GKN’s Dirk Kesselgruber on Formula E developments & applications
As this year’s Formula E season draws to a close, electrive interviewed Dirk Kesselgruber, the Chief Technology Officer at GKN Automotive, who provided an outlook on where the company’s technology stands, and where it is heading.
Fans of the electric racing series will know that the technical requirements change from season to season, in order to accommodate the technical development in the industry, as well as to keep the races themselves competitive and captivating for the viewers. One major such innovation will be the addition of charging stops next season, which the competitors had to plan around this year. As a result, energy conservation and recuperation played a major role, while next year’s charging capacity may take a higher priority in technical development needs.
However, the ability to recharge a battery is not the only requirement for competing in the race, as Kesselgruber explains, performance weight and consumption play a far bigger role, as they primarily determine the car’s range, speed and acceleration capacities. As such, complexity and redundancies need to be downscaled, in order to make the vehicles more efficient. A useful tool in this area will be digitalising and simulating the vehicles, their drives and even their production facilities.
Dirk Kesselgruber points out that this performance improvement is also easily translatable to the public car market, where terms such as ‘range anxiety’ are still sometimes heard in the field of electromobility. Technologies such as thermal management are also on the table for optimisation, which plays a deceptively large role in EV driving and charging technology. Kesselgruber added that rethinking processes to reduce complexity and drive down costs is vital, as they are emerging as a major barrier to e-mobility adoption rather than vehicle ranges. GKN aims to do this by optimising old processes and rethinking the development approach from new angles.
GKN has taken a somewhat decentralised development approach to solving these issues, with development labs around the world, which each look to their own market specifications, but share many technical developments, such as software and mechatronics. GKN also wants to develop its own performance electronics, looking to improve performance and lower development and production costs.
Kesselgruber explained that this will necessitate the development of more rational systems, coupled with balancing costs and performance, as well as attempting to save space and weight in the newer system iterations. Other processes require rethinking processes to integrate or possibly even save steps. Volkswagen’s PowerCo, for example, is following this approach with its dry coating process for battery cells, eliminating the need for an energy-intensive drying process.
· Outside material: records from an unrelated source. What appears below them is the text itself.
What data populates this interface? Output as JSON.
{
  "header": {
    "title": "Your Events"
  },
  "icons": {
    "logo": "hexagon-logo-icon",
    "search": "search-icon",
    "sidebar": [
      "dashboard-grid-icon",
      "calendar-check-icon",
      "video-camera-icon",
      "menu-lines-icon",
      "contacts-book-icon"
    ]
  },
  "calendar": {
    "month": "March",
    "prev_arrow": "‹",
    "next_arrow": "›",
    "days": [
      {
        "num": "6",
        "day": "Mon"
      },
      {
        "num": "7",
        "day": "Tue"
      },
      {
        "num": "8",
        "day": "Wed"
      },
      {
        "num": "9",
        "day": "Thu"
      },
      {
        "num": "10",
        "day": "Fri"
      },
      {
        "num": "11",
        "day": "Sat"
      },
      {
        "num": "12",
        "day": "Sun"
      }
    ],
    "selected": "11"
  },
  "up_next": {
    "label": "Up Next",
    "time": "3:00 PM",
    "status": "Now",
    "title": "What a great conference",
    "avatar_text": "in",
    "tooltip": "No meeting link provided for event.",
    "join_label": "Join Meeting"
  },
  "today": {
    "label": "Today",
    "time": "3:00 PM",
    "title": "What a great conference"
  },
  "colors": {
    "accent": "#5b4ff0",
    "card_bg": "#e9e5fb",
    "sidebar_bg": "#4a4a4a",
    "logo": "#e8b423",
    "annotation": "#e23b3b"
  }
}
Platform voltage basis plays a major role for driving fast or hauling heavy
Kesselgruber also points to 800-volt technology as a major factor in the advancement of power and charging capacities of electric drive systems, for which he points to Germany being a world leader. Whether this lead will remain as the current German government is doing little to support technological innovation and German manufacturers complain about the lack of orders, both at home and internationally, remains to be seen. Regardless, the 800-volt platform does allow for higher performance and faster charging, but whether this is something that makes sense for broad use on public roads is another question entirely, particularly as charging infrastructure is becoming increasingly widespread and available. Last year, GKN presented their most recent generation of inverter technology for 800-volt vehicles.
For vehicles such as electric trucks, or buses, this would also make a lot of sense, as the vehicles have a larger battery to charge and are in more constant use than personal vehicles. According to Dirk Kesselgruber, GKN will be looking at the problem from multiple angles, with multiple research goals. By splitting their research teams far abroad, they can each compartmentalise individual approaches to technology, while sharing the results with the rest of the company.
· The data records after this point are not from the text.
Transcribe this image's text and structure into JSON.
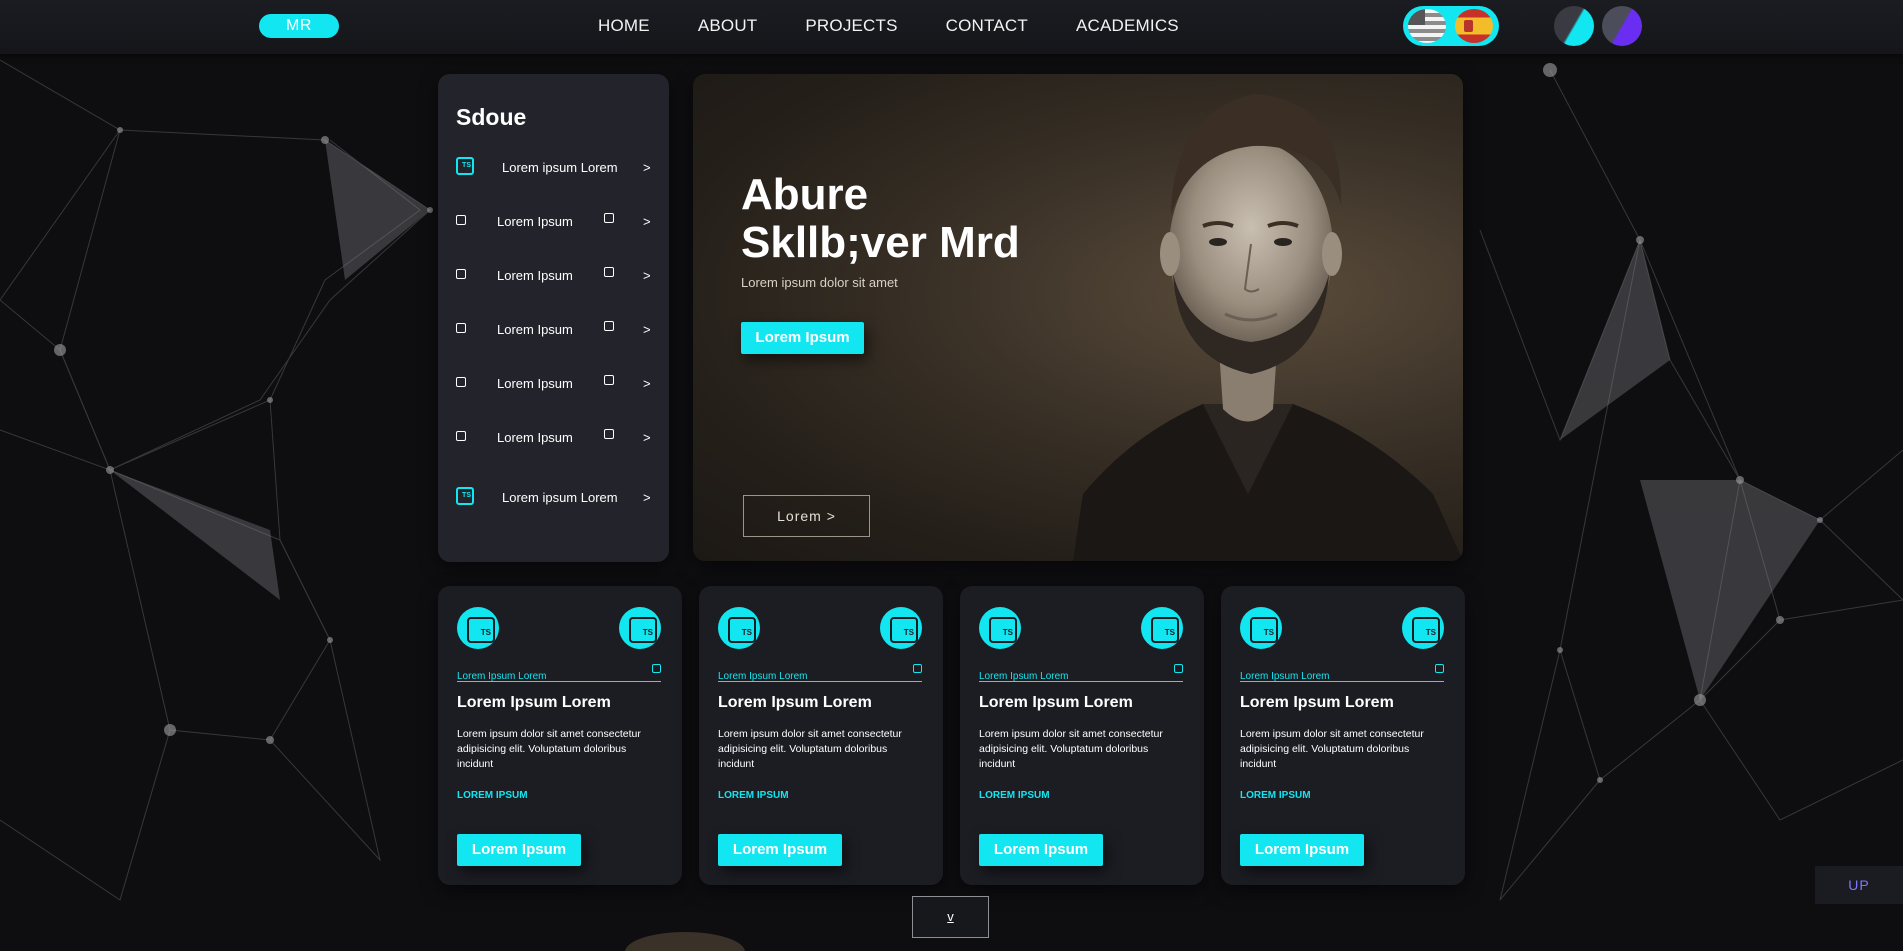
{
  "nav": {
    "logo": "MR",
    "links": [
      "HOME",
      "ABOUT",
      "PROJECTS",
      "CONTACT",
      "ACADEMICS"
    ],
    "lang_flags": [
      "us-flag-icon",
      "es-flag-icon"
    ],
    "theme_buttons": [
      "theme-cyan",
      "theme-purple"
    ]
  },
  "sidebar": {
    "title": "Sdoue",
    "items": [
      {
        "label": "Lorem ipsum Lorem",
        "chevron": ">"
      },
      {
        "label": "Lorem Ipsum",
        "chevron": ">"
      },
      {
        "label": "Lorem Ipsum",
        "chevron": ">"
      },
      {
        "label": "Lorem Ipsum",
        "chevron": ">"
      },
      {
        "label": "Lorem Ipsum",
        "chevron": ">"
      },
      {
        "label": "Lorem Ipsum",
        "chevron": ">"
      },
      {
        "label": "Lorem ipsum Lorem",
        "chevron": ">"
      }
    ]
  },
  "hero": {
    "title_line1": "Abure",
    "title_line2": "Skllb;ver Mrd",
    "subtitle": "Lorem ipsum dolor sit amet",
    "cta": "Lorem Ipsum",
    "outline_button": "Lorem >"
  },
  "cards": [
    {
      "meta": "Lorem Ipsum Lorem",
      "title": "Lorem Ipsum Lorem",
      "body": "Lorem ipsum dolor sit amet consectetur adipisicing elit. Voluptatum doloribus incidunt",
      "tag": "LOREM IPSUM",
      "button": "Lorem Ipsum"
    },
    {
      "meta": "Lorem Ipsum Lorem",
      "title": "Lorem Ipsum Lorem",
      "body": "Lorem ipsum dolor sit amet consectetur adipisicing elit. Voluptatum doloribus incidunt",
      "tag": "LOREM IPSUM",
      "button": "Lorem Ipsum"
    },
    {
      "meta": "Lorem Ipsum Lorem",
      "title": "Lorem Ipsum Lorem",
      "body": "Lorem ipsum dolor sit amet consectetur adipisicing elit. Voluptatum doloribus incidunt",
      "tag": "LOREM IPSUM",
      "button": "Lorem Ipsum"
    },
    {
      "meta": "Lorem Ipsum Lorem",
      "title": "Lorem Ipsum Lorem",
      "body": "Lorem ipsum dolor sit amet consectetur adipisicing elit. Voluptatum doloribus incidunt",
      "tag": "LOREM IPSUM",
      "button": "Lorem Ipsum"
    }
  ],
  "scroll_down": "v",
  "scroll_up": "UP",
  "colors": {
    "accent": "#12e6f0",
    "background": "#0e0e11",
    "panel": "#23242b",
    "card": "#1c1d23",
    "up_text": "#7c77ff"
  }
}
Particularly as e-mobility is leaving its baby shoes behind, more approaches to technology development will be needed. Not all vehicles benefit from larger batteries, but almost all of them do benefit from weight savings, as this requires more energy to accelerate. Components such as thermal management also play a huge role: battery optimisation without cooling or heating the unit, depending on weather conditions, is nearly impossible, and saving weight in this area would benefit basically all electric vehicles.
As mentioned above, the next season of Formula E is planned to feature charging stops, which will change the requirements for the racing vehicles somewhat. This is also paralleled by the steady expansion of charging infrastructure in the real world: particularly since the more widespread adoption of Tesla’s NACS charging technology, manufacturers have started showing more interest in charging networks. For example, even in the USA, a new automotive alliance is forming to create a new high-power charging network on the continent with support from BMW, General Motors, Honda, Hyundai, Kia, Mercedes-Benz and Stellantis. Tesla also started installing its new V4 Superchargers in Europe recently.